The Gulf Co-operation Council (GCC) has said its six member states decided to recognise the newly formed National Coalition of the Syrian opposition as the “legitimate representative” of the Syrian people.
The GCC’s move came a year after the Arab League suspended Syria’s membership, and as the National Coalition met Arab foreign ministers in Cairo on Monday, buoyed by the hard-won unity deal.
The Arab League also recognised the newly formed Syrian opposition bloc’s role, urging more opposition groups to join the coalition.

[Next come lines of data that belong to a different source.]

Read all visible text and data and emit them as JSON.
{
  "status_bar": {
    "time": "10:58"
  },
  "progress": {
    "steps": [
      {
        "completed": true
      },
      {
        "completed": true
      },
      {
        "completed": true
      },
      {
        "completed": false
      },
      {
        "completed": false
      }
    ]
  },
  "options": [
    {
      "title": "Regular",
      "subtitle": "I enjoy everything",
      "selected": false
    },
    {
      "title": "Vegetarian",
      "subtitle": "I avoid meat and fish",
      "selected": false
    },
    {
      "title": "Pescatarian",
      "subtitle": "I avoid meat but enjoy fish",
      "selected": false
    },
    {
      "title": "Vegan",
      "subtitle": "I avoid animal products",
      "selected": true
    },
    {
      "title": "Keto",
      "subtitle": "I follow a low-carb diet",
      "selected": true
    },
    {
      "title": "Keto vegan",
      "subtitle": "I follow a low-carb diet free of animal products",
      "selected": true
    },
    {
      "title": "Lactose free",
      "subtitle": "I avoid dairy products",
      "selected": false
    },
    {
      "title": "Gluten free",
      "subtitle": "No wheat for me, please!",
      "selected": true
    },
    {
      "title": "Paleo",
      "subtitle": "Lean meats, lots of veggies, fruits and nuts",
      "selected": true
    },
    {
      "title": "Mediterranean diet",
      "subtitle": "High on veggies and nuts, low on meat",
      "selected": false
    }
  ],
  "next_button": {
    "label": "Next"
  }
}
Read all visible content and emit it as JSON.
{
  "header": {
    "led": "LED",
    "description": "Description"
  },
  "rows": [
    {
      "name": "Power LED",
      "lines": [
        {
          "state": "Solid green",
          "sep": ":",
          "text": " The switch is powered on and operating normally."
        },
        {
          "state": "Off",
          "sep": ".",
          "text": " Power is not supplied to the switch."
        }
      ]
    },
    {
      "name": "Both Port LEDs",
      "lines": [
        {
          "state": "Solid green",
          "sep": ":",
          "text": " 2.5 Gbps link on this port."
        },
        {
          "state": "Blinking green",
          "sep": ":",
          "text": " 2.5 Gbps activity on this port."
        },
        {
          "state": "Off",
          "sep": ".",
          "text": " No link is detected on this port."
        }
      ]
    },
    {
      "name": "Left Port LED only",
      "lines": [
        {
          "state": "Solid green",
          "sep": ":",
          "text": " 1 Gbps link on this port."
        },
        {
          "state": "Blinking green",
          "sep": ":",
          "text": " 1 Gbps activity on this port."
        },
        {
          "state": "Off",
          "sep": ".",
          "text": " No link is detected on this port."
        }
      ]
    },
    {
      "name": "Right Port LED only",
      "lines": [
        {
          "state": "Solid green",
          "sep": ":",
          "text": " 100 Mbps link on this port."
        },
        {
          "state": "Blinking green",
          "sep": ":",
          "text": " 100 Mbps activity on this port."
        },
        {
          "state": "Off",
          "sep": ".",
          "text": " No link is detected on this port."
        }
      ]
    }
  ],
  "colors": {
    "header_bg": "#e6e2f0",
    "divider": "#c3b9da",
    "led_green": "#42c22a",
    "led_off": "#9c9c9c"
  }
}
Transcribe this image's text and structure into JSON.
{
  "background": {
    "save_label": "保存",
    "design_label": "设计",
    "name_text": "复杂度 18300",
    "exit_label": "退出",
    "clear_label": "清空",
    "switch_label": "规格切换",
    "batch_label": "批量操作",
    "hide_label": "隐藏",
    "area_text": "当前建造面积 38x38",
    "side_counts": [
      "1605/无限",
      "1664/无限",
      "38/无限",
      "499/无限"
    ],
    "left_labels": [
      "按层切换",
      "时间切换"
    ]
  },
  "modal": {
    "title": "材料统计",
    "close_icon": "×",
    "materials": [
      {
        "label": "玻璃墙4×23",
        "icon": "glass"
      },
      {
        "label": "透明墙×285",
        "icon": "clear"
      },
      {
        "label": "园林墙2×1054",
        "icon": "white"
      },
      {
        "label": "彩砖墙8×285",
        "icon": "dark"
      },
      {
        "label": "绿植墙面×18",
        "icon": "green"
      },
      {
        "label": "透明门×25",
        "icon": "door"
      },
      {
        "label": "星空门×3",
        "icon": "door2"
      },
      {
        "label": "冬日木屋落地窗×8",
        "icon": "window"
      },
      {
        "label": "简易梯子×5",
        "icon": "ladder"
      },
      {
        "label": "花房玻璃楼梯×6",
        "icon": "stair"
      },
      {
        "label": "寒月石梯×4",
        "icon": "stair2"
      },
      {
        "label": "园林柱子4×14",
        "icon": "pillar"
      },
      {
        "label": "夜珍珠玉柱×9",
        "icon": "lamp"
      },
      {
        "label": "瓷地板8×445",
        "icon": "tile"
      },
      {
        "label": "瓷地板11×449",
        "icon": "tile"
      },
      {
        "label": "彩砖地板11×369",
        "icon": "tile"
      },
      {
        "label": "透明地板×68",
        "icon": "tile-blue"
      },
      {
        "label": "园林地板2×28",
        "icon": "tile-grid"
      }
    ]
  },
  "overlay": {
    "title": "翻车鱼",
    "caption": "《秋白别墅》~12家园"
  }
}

But their official phrasing was reportedly not as strong as the wording used by the GCC.
“The states of the council announce recognising the National Coalition for the Forces of the Syrian Revolution and Opposition … as the legitimate representative of the brotherly Syrian people,” GCC chief Abdullatif al-Zayani
said in a statement on Monday.
The oil-rich bloc, which comprises Saudi Arabia, Bahrain, the United Arab Emirates, Oman, Qatar and Kuwait, would support the coalition “in order to achieve the aspirations of the Syrian people in hope that this will be a step towards a quick political transfer of power,” Zayani said.
He hoped its formation would lead to ending the bloodshed and “a general national congress to pave the way to build a state ruled by law and open to all its citizens”.
Al Jazeera’s Jacky Rowland, reporting from Cairo, said, “The newly established coalition is now starting to get the recognition it needs from other bodies.”
“But the Arab League stopped short of recognising it as the sole representative of the Syrian people,” our correspondent said. “Rather it recognised the coalition [as representing] the ‘aspirations’ of the Syrian people.”
“The coalition was given observer status [at the Arab League]. They haven’t yet been offered the chair left empty since Assad was no longer welcome. So observer status is a good first step.”
Hamad bin Jassim Al Thani, the Qatari prime minister whose government hosted the four-day talks that culminated in Sunday’s unity deal, had said earlier that he would seek “full recognition” of the coalition.
His minister of state for foreign affairs, Khaled al-Attiya, said recognition would remove any obstacles to the opposition securing arms for rebel fighters.
The National Coalition’s newly installed leader, Mouaz al-Khatib, told Al Jazeera it already had promises of weapons, but did not say from whom.
Under Sunday’s deal, the opposition agreed to establish a new supreme military council to take overall command of rebel groups on the ground – and address US concerns that weapons have been reaching hardline groups that are threatening to hijack the uprising.
Washington swiftly declared its backing for the new structure.
“We look forward to supporting the National Coalition as it charts a course toward the end of Assad’s bloody rule and the start of the peaceful, just, democratic future that all the people of Syria deserve,” State Department spokesman Mark Toner said.
Traditional Damascus ally Moscow, however, gave a cooler response, saying “such alliances must act based on a platform of peaceful regulation of the conflict by Syrians themselves, without interference.”
Britain hailed the agreement as an “important milestone in forming a broad and representative opposition that reflects the full diversity of the Syrian people”.
Syria’s former colonial ruler France said it would extend “full support to this coalition, in order for it to become a credible alternative” to Assad’s regime.
The National Coalition also appointed two deputy leaders: prominent dissident Riad Seif, who was the architect of the new opposition structure; and secular female opposition figure Suhair al-Atassi, who hails from the central city of Homs, one of the bastions of the uprising.
A third post was left vacant for a representative of Syria’s Kurdish minority.
As the opposition unveiled its new leadership, there was no let-up in the fighting on the ground. A total of 104 people were killed on Sunday, bringing to more than 37,000 number killed since March last year, the Syrian Observatory for Human Rights said.